    1. It is absolutely necessary to keep you boards oiled to both preserve and seal them. I use straight mineral oil (from the pharmacy - the kind you can ingest, not baby oil) and it works well. I've also found special "butcher block oil" that is lemon scented that works well, but is considerably more expensive.

      When you first oil the board, pour a puddle on it, rub it around and leave a heavy coating on overnight. By morning, just wipe away whatever has not been absorbed. The board should now be a deeper color. Whenever you see it start to get lighter in the high-use areas, just repeat the procedure.

      1. You want a food safe mineral oil. Vegetable oil, etc. can get rancid and that's just nasty.
        With the mineral oil you put some on, wipe excess off and let it soak in - on average you do this every day for a week and once a week for a month and then you get used to when it will need more oil.

        1. Like everyone else has said, yes, use mineral oil.

          You might consider oiling all your wooden kitchen implements (boards, spoons, salad tongs, etc) at the same time, and repeating once or twice a year. All your wooden things will last longer this way, and you only have to clean up once (the oil can get a bit messy).

          1. Has anyone seen the beeswax they make for wood boards & utensils? Wondering if anyone has used it?

            1 Reply
            1. re: HaagenDazs


              HaagenDazs, that is an interesting thought. From what I gather it is the top gun of food to wood sealers. However, it is considerably expensive at about $25 per 1/2 pound.
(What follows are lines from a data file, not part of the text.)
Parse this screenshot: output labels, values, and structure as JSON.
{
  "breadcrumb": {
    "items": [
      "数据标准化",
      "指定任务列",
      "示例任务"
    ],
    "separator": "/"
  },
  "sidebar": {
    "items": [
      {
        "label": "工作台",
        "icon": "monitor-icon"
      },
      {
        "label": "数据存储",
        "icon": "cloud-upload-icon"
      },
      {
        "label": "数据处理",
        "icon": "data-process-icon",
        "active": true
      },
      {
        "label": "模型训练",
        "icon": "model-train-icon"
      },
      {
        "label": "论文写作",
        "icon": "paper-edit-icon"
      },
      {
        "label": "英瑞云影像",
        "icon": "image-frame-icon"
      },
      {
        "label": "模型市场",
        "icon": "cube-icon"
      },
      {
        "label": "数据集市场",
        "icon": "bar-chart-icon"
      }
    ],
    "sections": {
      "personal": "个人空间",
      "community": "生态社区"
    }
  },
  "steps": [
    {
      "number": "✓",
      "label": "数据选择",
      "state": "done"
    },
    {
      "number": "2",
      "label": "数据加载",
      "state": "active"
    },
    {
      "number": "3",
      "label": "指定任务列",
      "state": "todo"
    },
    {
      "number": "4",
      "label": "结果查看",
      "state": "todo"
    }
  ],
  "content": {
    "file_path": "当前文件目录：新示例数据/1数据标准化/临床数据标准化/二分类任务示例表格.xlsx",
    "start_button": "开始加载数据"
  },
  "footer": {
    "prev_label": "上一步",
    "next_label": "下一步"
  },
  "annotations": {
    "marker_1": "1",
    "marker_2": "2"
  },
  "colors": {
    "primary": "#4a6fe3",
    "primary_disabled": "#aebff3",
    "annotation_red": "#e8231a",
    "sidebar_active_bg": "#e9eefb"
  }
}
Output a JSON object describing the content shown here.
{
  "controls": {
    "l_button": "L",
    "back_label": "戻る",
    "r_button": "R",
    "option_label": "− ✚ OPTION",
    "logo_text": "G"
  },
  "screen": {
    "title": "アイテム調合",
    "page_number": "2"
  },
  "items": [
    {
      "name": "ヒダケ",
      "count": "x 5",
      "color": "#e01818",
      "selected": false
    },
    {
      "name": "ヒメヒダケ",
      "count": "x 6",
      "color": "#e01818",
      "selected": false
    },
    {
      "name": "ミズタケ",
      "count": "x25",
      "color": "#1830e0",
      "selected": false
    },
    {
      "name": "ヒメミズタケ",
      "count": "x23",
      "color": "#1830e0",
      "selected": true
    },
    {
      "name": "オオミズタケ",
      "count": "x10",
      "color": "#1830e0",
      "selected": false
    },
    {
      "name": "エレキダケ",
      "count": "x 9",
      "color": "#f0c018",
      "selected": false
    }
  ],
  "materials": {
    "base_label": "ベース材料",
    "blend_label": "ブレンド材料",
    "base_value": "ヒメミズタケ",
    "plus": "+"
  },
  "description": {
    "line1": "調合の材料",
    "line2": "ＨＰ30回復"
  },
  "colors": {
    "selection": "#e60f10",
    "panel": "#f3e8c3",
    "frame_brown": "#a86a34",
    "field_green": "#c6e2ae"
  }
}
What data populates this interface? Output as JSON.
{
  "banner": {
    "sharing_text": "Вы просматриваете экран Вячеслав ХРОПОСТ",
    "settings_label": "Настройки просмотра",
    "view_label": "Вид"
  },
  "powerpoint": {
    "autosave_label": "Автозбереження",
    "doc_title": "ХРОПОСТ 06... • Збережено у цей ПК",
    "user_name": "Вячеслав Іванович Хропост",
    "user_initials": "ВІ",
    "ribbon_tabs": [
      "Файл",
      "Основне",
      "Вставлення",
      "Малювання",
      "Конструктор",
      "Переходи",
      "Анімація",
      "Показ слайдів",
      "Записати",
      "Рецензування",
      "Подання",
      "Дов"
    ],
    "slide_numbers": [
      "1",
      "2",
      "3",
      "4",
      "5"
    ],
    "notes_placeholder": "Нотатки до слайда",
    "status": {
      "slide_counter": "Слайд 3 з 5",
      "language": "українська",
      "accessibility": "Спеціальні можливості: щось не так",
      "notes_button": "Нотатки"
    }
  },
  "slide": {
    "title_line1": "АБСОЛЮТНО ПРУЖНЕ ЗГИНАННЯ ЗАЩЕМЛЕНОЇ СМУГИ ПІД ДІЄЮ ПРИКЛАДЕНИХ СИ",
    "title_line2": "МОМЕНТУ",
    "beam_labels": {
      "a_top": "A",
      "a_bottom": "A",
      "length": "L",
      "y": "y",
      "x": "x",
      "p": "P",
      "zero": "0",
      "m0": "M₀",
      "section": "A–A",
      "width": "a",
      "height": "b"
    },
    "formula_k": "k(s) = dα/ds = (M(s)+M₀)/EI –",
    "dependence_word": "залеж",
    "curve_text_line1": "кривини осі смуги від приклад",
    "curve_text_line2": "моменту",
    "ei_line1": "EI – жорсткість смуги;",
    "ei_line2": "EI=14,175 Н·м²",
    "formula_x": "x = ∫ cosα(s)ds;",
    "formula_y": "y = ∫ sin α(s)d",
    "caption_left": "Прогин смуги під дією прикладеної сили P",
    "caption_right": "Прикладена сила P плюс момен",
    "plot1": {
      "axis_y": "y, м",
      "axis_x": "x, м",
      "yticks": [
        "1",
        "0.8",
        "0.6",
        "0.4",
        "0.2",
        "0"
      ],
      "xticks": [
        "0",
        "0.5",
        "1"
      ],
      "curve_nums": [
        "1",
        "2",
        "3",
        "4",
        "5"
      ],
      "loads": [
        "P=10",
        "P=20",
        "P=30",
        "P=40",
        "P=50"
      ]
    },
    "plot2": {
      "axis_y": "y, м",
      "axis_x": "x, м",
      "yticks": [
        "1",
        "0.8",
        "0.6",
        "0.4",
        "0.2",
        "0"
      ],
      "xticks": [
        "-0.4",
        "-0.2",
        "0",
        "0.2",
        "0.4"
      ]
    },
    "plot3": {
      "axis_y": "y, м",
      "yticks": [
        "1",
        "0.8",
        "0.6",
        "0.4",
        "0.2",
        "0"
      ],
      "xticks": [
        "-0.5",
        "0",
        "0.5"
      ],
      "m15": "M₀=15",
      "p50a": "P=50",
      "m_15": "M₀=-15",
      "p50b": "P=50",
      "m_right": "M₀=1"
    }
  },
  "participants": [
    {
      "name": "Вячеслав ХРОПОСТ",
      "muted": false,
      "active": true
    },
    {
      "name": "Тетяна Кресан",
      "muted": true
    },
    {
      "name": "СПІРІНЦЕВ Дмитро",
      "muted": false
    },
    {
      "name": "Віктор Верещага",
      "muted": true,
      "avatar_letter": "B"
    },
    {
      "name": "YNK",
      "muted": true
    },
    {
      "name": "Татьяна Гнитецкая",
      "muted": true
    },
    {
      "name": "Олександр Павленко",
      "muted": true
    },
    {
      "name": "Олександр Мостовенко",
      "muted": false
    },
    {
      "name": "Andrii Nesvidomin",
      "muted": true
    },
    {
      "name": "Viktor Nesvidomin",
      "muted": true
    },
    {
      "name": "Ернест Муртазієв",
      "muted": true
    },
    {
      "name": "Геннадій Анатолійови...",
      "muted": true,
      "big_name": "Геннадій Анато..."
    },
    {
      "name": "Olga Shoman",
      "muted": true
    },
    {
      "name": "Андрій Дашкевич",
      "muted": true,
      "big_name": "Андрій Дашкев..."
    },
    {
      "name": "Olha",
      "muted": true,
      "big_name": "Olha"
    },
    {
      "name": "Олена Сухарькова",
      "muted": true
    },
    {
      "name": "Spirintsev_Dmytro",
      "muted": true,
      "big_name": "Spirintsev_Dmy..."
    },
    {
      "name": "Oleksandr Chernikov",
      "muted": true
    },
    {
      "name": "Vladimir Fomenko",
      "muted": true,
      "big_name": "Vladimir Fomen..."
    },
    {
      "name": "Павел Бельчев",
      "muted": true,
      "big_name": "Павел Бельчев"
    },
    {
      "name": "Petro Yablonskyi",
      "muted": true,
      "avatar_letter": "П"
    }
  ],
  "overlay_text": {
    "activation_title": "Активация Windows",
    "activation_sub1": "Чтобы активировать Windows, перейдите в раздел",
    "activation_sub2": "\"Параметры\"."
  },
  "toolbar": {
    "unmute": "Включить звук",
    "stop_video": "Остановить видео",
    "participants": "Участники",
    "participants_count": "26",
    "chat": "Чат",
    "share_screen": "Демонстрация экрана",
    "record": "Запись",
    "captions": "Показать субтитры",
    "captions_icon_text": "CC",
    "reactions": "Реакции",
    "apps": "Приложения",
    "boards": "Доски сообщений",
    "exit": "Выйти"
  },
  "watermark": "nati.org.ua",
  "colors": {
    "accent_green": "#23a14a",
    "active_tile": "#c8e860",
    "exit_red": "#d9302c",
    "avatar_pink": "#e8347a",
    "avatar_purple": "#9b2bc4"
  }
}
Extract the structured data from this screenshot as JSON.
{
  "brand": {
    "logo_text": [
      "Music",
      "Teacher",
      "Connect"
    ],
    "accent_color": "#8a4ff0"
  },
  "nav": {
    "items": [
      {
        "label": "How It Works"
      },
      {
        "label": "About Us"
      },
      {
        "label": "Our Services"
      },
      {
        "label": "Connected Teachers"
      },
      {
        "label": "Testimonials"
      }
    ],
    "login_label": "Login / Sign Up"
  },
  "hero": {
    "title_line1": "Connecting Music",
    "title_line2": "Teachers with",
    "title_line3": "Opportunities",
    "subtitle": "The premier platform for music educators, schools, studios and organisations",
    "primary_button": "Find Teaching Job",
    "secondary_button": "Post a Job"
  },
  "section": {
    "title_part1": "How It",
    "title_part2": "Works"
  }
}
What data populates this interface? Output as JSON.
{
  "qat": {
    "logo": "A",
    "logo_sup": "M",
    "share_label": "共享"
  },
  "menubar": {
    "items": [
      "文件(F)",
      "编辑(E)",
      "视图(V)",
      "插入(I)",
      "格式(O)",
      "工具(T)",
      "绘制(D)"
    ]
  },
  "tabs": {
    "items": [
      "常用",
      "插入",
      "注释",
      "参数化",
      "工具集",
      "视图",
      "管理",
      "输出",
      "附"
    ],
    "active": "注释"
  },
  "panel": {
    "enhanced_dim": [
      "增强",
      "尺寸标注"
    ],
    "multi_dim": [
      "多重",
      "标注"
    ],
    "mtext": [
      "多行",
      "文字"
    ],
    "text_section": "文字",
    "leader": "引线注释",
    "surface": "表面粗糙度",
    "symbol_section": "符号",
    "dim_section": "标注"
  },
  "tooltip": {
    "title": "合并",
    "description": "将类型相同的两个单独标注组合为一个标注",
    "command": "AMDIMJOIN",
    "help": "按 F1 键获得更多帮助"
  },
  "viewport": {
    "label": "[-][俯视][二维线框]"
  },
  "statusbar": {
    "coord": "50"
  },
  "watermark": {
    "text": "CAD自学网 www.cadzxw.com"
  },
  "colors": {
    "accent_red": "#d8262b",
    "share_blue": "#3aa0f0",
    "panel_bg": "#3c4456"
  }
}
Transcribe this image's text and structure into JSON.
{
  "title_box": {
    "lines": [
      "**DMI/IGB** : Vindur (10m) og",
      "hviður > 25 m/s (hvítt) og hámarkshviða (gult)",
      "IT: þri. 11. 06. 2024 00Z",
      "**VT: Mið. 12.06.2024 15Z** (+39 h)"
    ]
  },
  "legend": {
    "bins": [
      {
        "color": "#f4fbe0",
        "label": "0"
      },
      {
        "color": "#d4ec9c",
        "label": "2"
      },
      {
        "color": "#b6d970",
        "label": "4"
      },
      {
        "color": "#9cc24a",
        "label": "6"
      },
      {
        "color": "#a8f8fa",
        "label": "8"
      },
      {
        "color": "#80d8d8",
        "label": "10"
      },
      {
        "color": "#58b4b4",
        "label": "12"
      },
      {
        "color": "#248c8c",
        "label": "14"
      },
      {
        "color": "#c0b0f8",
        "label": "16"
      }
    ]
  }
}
Although one has to make sure it is the edible variety. I did a quick search and found some at the link below.